Share prices of large Chinese firms significantly outperformed prices of small firms last year. The CSI300 Index of the stock exchanges' 300 largest firms rose 22 %, while Shenzhen's index of small high-growth firms, the ChiNext Index, fell by 11 %. This partly reflected the convergence in prices after the bursting of the stock price bubble. Shares of Chinese companies listed outside mainland China generally fared better than shares traded on domestic exchanges. For example, the share index of mainland Chinese firms listed in Hong Kong rose by 25 % last year. The shares of firms listed on both mainland China and Hong Kong exchanges, however, are still on average 30 % cheaper in Hong Kong than in China.

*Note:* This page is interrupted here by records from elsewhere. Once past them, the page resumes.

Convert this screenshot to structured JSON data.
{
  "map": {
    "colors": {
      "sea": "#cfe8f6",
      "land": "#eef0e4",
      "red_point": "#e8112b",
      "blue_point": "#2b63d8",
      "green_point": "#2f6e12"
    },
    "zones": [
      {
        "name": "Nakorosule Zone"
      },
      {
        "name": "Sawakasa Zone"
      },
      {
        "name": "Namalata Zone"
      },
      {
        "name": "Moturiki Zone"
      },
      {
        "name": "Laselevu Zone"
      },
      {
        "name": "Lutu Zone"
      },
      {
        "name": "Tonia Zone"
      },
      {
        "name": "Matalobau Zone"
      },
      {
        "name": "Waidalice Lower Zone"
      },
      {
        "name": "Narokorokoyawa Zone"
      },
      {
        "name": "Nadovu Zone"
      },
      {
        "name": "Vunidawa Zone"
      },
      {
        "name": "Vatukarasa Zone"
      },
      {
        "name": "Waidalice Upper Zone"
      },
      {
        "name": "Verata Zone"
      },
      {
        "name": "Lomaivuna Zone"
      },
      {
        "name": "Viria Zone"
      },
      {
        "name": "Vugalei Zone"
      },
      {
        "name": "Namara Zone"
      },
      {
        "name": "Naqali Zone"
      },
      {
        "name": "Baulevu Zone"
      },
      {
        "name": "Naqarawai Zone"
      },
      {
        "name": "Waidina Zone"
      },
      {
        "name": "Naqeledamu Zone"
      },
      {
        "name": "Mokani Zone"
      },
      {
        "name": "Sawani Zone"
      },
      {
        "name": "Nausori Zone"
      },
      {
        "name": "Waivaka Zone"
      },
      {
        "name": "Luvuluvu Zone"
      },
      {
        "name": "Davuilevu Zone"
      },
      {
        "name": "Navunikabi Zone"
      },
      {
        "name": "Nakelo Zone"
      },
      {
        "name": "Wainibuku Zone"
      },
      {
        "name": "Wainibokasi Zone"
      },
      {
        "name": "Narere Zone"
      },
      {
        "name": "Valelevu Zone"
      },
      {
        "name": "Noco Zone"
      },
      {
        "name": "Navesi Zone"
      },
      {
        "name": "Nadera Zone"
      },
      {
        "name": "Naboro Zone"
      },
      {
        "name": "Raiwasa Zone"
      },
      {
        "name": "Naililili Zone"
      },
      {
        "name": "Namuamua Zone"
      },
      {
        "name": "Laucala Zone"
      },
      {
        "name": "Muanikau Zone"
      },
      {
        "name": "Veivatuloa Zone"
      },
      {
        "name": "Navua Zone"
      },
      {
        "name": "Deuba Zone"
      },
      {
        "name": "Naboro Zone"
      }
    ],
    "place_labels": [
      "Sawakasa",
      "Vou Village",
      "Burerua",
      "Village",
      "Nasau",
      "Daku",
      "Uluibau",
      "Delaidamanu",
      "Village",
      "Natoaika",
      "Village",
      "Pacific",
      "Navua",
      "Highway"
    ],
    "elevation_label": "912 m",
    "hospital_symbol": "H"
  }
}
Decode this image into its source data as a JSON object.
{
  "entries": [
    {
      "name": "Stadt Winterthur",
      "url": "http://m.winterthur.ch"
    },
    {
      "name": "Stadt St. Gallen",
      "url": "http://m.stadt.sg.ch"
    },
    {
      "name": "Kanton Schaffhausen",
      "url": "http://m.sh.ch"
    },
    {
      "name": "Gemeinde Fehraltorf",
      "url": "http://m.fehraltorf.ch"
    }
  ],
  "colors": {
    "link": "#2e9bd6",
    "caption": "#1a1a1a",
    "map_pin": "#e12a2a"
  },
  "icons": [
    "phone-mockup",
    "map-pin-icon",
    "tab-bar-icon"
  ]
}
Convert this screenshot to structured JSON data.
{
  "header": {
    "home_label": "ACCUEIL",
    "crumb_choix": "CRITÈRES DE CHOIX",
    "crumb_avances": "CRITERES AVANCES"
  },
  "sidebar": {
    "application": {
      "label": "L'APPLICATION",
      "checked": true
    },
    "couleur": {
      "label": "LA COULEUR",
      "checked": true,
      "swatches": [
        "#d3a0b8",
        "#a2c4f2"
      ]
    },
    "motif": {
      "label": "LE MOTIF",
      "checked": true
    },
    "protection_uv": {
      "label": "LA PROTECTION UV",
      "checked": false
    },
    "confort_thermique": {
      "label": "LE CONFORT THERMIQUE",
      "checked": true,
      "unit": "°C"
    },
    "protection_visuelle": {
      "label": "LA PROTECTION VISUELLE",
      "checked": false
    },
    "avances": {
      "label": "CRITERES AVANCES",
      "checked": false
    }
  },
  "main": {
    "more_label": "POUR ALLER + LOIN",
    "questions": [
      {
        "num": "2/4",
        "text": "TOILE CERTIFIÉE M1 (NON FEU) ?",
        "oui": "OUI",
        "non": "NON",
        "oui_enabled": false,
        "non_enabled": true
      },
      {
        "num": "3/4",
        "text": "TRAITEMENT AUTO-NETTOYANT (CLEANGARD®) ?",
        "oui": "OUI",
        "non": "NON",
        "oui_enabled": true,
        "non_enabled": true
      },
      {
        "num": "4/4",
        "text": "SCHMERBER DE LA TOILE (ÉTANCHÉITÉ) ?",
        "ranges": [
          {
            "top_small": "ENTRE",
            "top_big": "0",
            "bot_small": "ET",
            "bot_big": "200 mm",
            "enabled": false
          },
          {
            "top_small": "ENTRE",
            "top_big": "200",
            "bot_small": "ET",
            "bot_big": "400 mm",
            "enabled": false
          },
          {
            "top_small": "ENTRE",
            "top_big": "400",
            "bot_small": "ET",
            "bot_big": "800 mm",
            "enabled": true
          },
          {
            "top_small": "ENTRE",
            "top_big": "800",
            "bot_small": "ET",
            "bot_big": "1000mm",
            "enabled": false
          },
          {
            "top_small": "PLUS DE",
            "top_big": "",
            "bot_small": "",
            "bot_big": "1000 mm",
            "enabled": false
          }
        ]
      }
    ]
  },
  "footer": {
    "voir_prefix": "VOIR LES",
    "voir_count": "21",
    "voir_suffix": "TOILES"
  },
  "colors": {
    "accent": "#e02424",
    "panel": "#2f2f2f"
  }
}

The Hang Seng, Hong Kong's main share index was up 38 % last year.
With well over 400 IPOs in mainland China last year, the pace of IPOs nearly doubled from 2016, and hundreds of firms still await listing dates.
Recent trends in China's main stock indices: Shanghai Composite, Shenzhen Composite and Hong Kong Hang Seng
Sources: Macrobond, BOFIT.